======== Data to examine
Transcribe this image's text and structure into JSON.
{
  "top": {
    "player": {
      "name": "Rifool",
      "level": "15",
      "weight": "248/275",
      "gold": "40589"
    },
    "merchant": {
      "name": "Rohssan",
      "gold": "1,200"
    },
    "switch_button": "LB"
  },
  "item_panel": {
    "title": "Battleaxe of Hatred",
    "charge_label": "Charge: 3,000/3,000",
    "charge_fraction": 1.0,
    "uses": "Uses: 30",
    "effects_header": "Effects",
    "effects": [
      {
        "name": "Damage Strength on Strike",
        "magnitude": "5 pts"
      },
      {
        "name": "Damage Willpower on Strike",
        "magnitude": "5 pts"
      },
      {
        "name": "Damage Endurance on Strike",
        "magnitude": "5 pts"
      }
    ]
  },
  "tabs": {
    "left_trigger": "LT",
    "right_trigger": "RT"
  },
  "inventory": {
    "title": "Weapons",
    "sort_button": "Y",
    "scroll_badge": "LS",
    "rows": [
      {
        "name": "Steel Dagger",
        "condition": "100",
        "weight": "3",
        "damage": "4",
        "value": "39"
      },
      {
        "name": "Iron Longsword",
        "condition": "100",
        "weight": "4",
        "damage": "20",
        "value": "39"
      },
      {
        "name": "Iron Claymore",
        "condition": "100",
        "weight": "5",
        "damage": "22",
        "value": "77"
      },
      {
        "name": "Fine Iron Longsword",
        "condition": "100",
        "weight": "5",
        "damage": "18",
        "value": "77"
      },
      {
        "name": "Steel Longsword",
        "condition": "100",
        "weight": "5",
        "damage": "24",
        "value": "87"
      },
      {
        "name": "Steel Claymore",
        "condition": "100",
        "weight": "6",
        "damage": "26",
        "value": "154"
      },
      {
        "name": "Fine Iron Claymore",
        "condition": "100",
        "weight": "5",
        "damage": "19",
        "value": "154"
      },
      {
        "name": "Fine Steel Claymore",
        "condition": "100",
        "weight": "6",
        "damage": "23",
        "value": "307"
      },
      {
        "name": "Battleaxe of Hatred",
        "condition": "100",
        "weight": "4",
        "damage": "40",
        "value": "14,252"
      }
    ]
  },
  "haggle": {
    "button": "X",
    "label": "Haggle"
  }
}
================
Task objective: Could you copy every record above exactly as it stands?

Task output:
Transcribe this image's text and structure into JSON.
{
  "top": {
    "player": {
      "name": "Rifool",
      "level": "15",
      "weight": "248/275",
      "gold": "40589"
    },
    "merchant": {
      "name": "Rohssan",
      "gold": "1,200"
    },
    "switch_button": "LB"
  },
  "item_panel": {
    "title": "Battleaxe of Hatred",
    "charge_label": "Charge: 3,000/3,000",
    "charge_fraction": 1.0,
    "uses": "Uses: 30",
    "effects_header": "Effects",
    "effects": [
      {
        "name": "Damage Strength on Strike",
        "magnitude": "5 pts"
      },
      {
        "name": "Damage Willpower on Strike",
        "magnitude": "5 pts"
      },
      {
        "name": "Damage Endurance on Strike",
        "magnitude": "5 pts"
      }
    ]
  },
  "tabs": {
    "left_trigger": "LT",
    "right_trigger": "RT"
  },
  "inventory": {
    "title": "Weapons",
    "sort_button": "Y",
    "scroll_badge": "LS",
    "rows": [
      {
        "name": "Steel Dagger",
        "condition": "100",
        "weight": "3",
        "damage": "4",
        "value": "39"
      },
      {
        "name": "Iron Longsword",
        "condition": "100",
        "weight": "4",
        "damage": "20",
        "value": "39"
      },
      {
        "name": "Iron Claymore",
        "condition": "100",
        "weight": "5",
        "damage": "22",
        "value": "77"
      },
      {
        "name": "Fine Iron Longsword",
        "condition": "100",
        "weight": "5",
        "damage": "18",
        "value": "77"
      },
      {
        "name": "Steel Longsword",
        "condition": "100",
        "weight": "5",
        "damage": "24",
        "value": "87"
      },
      {
        "name": "Steel Claymore",
        "condition": "100",
        "weight": "6",
        "damage": "26",
        "value": "154"
      },
      {
        "name": "Fine Iron Claymore",
        "condition": "100",
        "weight": "5",
        "damage": "19",
        "value": "154"
      },
      {
        "name": "Fine Steel Claymore",
        "condition": "100",
        "weight": "6",
        "damage": "23",
        "value": "307"
      },
      {
        "name": "Battleaxe of Hatred",
        "condition": "100",
        "weight": "4",
        "damage": "40",
        "value": "14,252"
      }
    ]
  },
  "haggle": {
    "button": "X",
    "label": "Haggle"
  }
}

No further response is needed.